The Men Who Stare at Goats

posted Nov 7, 2009, 7:33 PM by Jeff Brandt   [ updated Nov 9, 2009, 8:11 PM ]
I wanted to like this movie. I really did.

I'd rather not spend much time giving a plot summary on this one . . . I'm more interested in the conversation my dad and I had on the drive home from the theater. So here's a quick rehash:

George Clooney and Ewan McGregor star in an allegedly true story about a group of Army-trained psychics attempting to bring peace -- first to Vietnam in the 70s, then to Iraq earlier this decade. McGregor plays a humdrum journalist left bitter over a failed marriage and yearning excitement overseas. He finds Clooney randomly in a Kuwait restaurant, who claims to be a Jedi and shows some paperwork to prove it. Sorta. Jeff Bridges cashes in with a self-parody: the long-haired hippie leader of New Earth. Kevin Spacey accepts the typecasting as a creepy guy with a deadpan look and ill intentions. Goats and LSD abound, and everyone in the theater gives a good chuckle when they appear.

Now onto the jist of the conversation.
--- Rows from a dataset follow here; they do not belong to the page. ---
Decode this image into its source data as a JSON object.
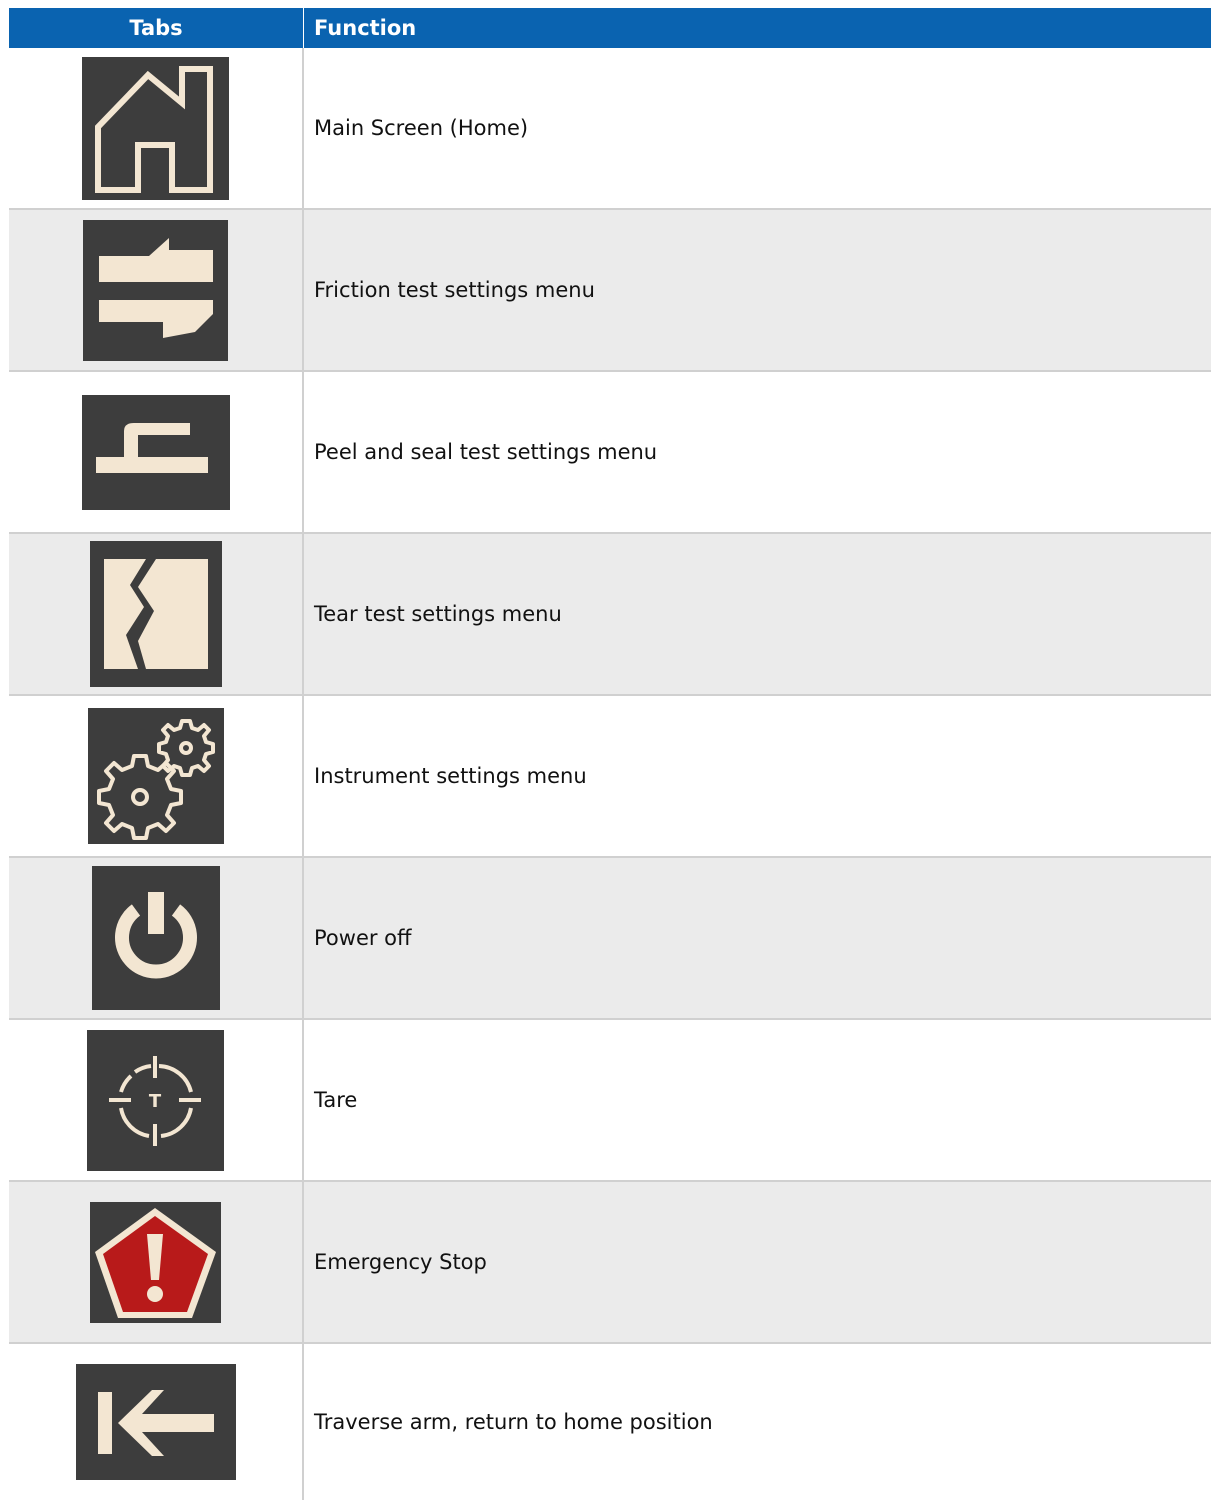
{
  "header": {
    "col_tabs": "Tabs",
    "col_function": "Function"
  },
  "rows": [
    {
      "icon": "home-icon",
      "function": "Main Screen (Home)"
    },
    {
      "icon": "friction-test-icon",
      "function": "Friction test settings menu"
    },
    {
      "icon": "peel-seal-test-icon",
      "function": "Peel and seal test settings menu"
    },
    {
      "icon": "tear-test-icon",
      "function": "Tear test settings menu"
    },
    {
      "icon": "gears-icon",
      "function": "Instrument settings menu"
    },
    {
      "icon": "power-icon",
      "function": "Power off"
    },
    {
      "icon": "tare-icon",
      "function": "Tare"
    },
    {
      "icon": "emergency-stop-icon",
      "function": "Emergency Stop"
    },
    {
      "icon": "return-home-arrow-icon",
      "function": "Traverse arm, return to home position"
    }
  ],
  "colors": {
    "header_bg": "#0a63b0",
    "icon_bg": "#3d3d3d",
    "icon_fg": "#f3e6d2",
    "alert_red": "#b81a1a",
    "row_alt_bg": "#ebebeb"
  }
}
At least, what I took home from it.

If you had just seen the movie, you'd probably be asking these questions, too: What is this supposed to be. Is it an absurdist comedy? A satire? An exposé of what "they don't want you to know" (since, according to the opening credits, "More of this is true than you believe")? It's not that I demand clear-cut categories or a "point" to everything I see. (Although, for my dad, it being pointless was enough to dislike it on principle.) But when a movie is both pointless and largely unfunny, you start to wonder what it is that you're supposed to enjoy.

Here are reasons why none of these categories fit.

Absurdist comedy: Don't get me wrong. I love random humor. The use of non-sequitors made Monty Python one of the greatest troupes in TV/film comedy. On paper, the concept of psychics killing goats with hard stares and bringing peace to the Middle East with LSD sounds funny. But in practice, it came out just so-so. The last few scenes are laughable not in the sense that they're funny but that they're dumb. As all the "_____ Movie" spoofs (except for the first two Scary Movies) have taught us, it takes intelligence to pull it off.

Satire: The humor here is too light to be satire. Who's being mocked? Mystics? Cynics? Hippies? The whole U.S. military? Men with prosthetic arms? Men Who Stare pokes a little bit of fun, but never feels angry or ironic.

Exposé: OK, ---SEMI-SPOILER ALERT--- The concept is that many events in this movie really happened, but when the journalist recorded the events on computer and sent it to the national media, the only part that broke into the news was the fact that U.S. troops tortured foreign detainees with strobe lights and music from the Barney children's show. Director Grant Heslov's treatment of said torture is frankly appalling. Like the rest of the film's comic incidents, a detainee's torture is treated as light humor. Whether or not this was intended, in practice, this scene got the same kind of chuckles as every other half-grade joke surrounding it.

There are ways to portray war atrocities that make filmgoers laugh out of discomfort, not out of straightforward humor. Mr. Heslov, I direct you to Catch-22 and Full Metal Jacket. Our nation's reputation is still healing from unforgivable, inhumane, and ineffective acts of torture in Iraq, Afganistan, and Guantanimo Bay. If you're going to bring it up, do it right.

Like I said, I wanted to like this movie. I like George Clooney, I like Jeff Bridges, I like psychics, I like goats, and I liked the quirky movie poster. But the film's formulaic ending, stale humor, overall pointlessness, and the above-mentioned scene in particular turned me decidedly against it.


Comments

Submit your comments